__Working data__.
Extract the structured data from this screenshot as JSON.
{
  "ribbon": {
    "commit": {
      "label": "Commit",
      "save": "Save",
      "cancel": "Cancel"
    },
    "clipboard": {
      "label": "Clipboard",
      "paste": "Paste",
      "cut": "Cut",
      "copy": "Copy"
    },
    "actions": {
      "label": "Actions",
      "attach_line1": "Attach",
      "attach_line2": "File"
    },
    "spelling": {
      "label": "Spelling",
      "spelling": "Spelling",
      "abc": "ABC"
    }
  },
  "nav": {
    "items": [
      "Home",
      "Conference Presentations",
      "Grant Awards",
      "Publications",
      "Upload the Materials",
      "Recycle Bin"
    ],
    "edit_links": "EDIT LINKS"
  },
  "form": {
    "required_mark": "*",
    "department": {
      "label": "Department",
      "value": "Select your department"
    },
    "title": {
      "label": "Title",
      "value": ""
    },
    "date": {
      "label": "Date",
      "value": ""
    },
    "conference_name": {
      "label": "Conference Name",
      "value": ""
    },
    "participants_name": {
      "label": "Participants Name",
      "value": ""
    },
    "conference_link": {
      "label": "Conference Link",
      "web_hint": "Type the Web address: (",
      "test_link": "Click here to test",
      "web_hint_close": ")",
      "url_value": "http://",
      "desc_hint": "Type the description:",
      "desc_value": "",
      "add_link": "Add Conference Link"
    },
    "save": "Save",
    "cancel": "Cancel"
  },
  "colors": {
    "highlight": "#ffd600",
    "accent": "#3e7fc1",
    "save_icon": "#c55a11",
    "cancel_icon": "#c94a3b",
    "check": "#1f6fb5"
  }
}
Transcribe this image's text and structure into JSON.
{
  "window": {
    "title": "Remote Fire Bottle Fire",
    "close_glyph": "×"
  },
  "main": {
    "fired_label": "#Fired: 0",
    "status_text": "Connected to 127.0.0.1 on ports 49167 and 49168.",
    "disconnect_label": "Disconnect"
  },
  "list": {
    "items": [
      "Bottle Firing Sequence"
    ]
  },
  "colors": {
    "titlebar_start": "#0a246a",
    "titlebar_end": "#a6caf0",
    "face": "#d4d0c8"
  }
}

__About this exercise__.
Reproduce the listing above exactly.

__Result__.
Extract the structured data from this screenshot as JSON.
{
  "ribbon": {
    "commit": {
      "label": "Commit",
      "save": "Save",
      "cancel": "Cancel"
    },
    "clipboard": {
      "label": "Clipboard",
      "paste": "Paste",
      "cut": "Cut",
      "copy": "Copy"
    },
    "actions": {
      "label": "Actions",
      "attach_line1": "Attach",
      "attach_line2": "File"
    },
    "spelling": {
      "label": "Spelling",
      "spelling": "Spelling",
      "abc": "ABC"
    }
  },
  "nav": {
    "items": [
      "Home",
      "Conference Presentations",
      "Grant Awards",
      "Publications",
      "Upload the Materials",
      "Recycle Bin"
    ],
    "edit_links": "EDIT LINKS"
  },
  "form": {
    "required_mark": "*",
    "department": {
      "label": "Department",
      "value": "Select your department"
    },
    "title": {
      "label": "Title",
      "value": ""
    },
    "date": {
      "label": "Date",
      "value": ""
    },
    "conference_name": {
      "label": "Conference Name",
      "value": ""
    },
    "participants_name": {
      "label": "Participants Name",
      "value": ""
    },
    "conference_link": {
      "label": "Conference Link",
      "web_hint": "Type the Web address: (",
      "test_link": "Click here to test",
      "web_hint_close": ")",
      "url_value": "http://",
      "desc_hint": "Type the description:",
      "desc_value": "",
      "add_link": "Add Conference Link"
    },
    "save": "Save",
    "cancel": "Cancel"
  },
  "colors": {
    "highlight": "#ffd600",
    "accent": "#3e7fc1",
    "save_icon": "#c55a11",
    "cancel_icon": "#c94a3b",
    "check": "#1f6fb5"
  }
}
Transcribe this image's text and structure into JSON.
{
  "window": {
    "title": "Remote Fire Bottle Fire",
    "close_glyph": "×"
  },
  "main": {
    "fired_label": "#Fired: 0",
    "status_text": "Connected to 127.0.0.1 on ports 49167 and 49168.",
    "disconnect_label": "Disconnect"
  },
  "list": {
    "items": [
      "Bottle Firing Sequence"
    ]
  },
  "colors": {
    "titlebar_start": "#0a246a",
    "titlebar_end": "#a6caf0",
    "face": "#d4d0c8"
  }
}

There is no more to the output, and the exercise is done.